Work order:
Every entry below is to be copied exactly, apart from any picture it holds.

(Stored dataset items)
◆ ◆ ◆ ◆ ◆
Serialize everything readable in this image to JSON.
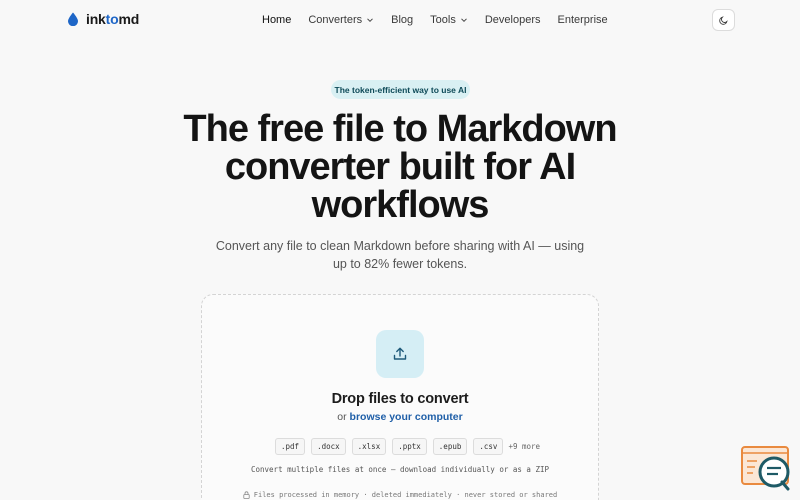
{
  "brand": {
    "name_prefix": "ink",
    "name_highlight": "to",
    "name_suffix": "md"
  },
  "nav": {
    "items": [
      {
        "label": "Home",
        "dropdown": false,
        "active": true
      },
      {
        "label": "Converters",
        "dropdown": true,
        "active": false
      },
      {
        "label": "Blog",
        "dropdown": false,
        "active": false
      },
      {
        "label": "Tools",
        "dropdown": true,
        "active": false
      },
      {
        "label": "Developers",
        "dropdown": false,
        "active": false
      },
      {
        "label": "Enterprise",
        "dropdown": false,
        "active": false
      }
    ],
    "theme_toggle_icon": "moon-icon"
  },
  "hero": {
    "badge": "The token-efficient way to use AI",
    "title": "The free file to Markdown converter built for AI workflows",
    "subtitle": "Convert any file to clean Markdown before sharing with AI — using up to 82% fewer tokens."
  },
  "dropzone": {
    "icon": "upload-icon",
    "title": "Drop files to convert",
    "or_text": "or",
    "browse_label": "browse your computer",
    "extensions": [
      ".pdf",
      ".docx",
      ".xlsx",
      ".pptx",
      ".epub",
      ".csv"
    ],
    "more_label": "+9 more",
    "multi_text": "Convert multiple files at once — download individually or as a ZIP",
    "privacy_icon": "lock-icon",
    "privacy_text": "Files processed in memory · deleted immediately · never stored or shared"
  },
  "colors": {
    "accent": "#1e66c7",
    "badge_bg": "#d9f0f3",
    "upload_tile_bg": "#d5eef5",
    "help_widget_orange": "#e98a3f",
    "help_widget_teal": "#1e5a66"
  },
  "help_widget": {
    "icon": "chat-help-icon"
  }
}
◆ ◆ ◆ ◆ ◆
Task output:
Serialize everything readable in this image to JSON.
{
  "brand": {
    "name_prefix": "ink",
    "name_highlight": "to",
    "name_suffix": "md"
  },
  "nav": {
    "items": [
      {
        "label": "Home",
        "dropdown": false,
        "active": true
      },
      {
        "label": "Converters",
        "dropdown": true,
        "active": false
      },
      {
        "label": "Blog",
        "dropdown": false,
        "active": false
      },
      {
        "label": "Tools",
        "dropdown": true,
        "active": false
      },
      {
        "label": "Developers",
        "dropdown": false,
        "active": false
      },
      {
        "label": "Enterprise",
        "dropdown": false,
        "active": false
      }
    ],
    "theme_toggle_icon": "moon-icon"
  },
  "hero": {
    "badge": "The token-efficient way to use AI",
    "title": "The free file to Markdown converter built for AI workflows",
    "subtitle": "Convert any file to clean Markdown before sharing with AI — using up to 82% fewer tokens."
  },
  "dropzone": {
    "icon": "upload-icon",
    "title": "Drop files to convert",
    "or_text": "or",
    "browse_label": "browse your computer",
    "extensions": [
      ".pdf",
      ".docx",
      ".xlsx",
      ".pptx",
      ".epub",
      ".csv"
    ],
    "more_label": "+9 more",
    "multi_text": "Convert multiple files at once — download individually or as a ZIP",
    "privacy_icon": "lock-icon",
    "privacy_text": "Files processed in memory · deleted immediately · never stored or shared"
  },
  "colors": {
    "accent": "#1e66c7",
    "badge_bg": "#d9f0f3",
    "upload_tile_bg": "#d5eef5",
    "help_widget_orange": "#e98a3f",
    "help_widget_teal": "#1e5a66"
  },
  "help_widget": {
    "icon": "chat-help-icon"
  }
}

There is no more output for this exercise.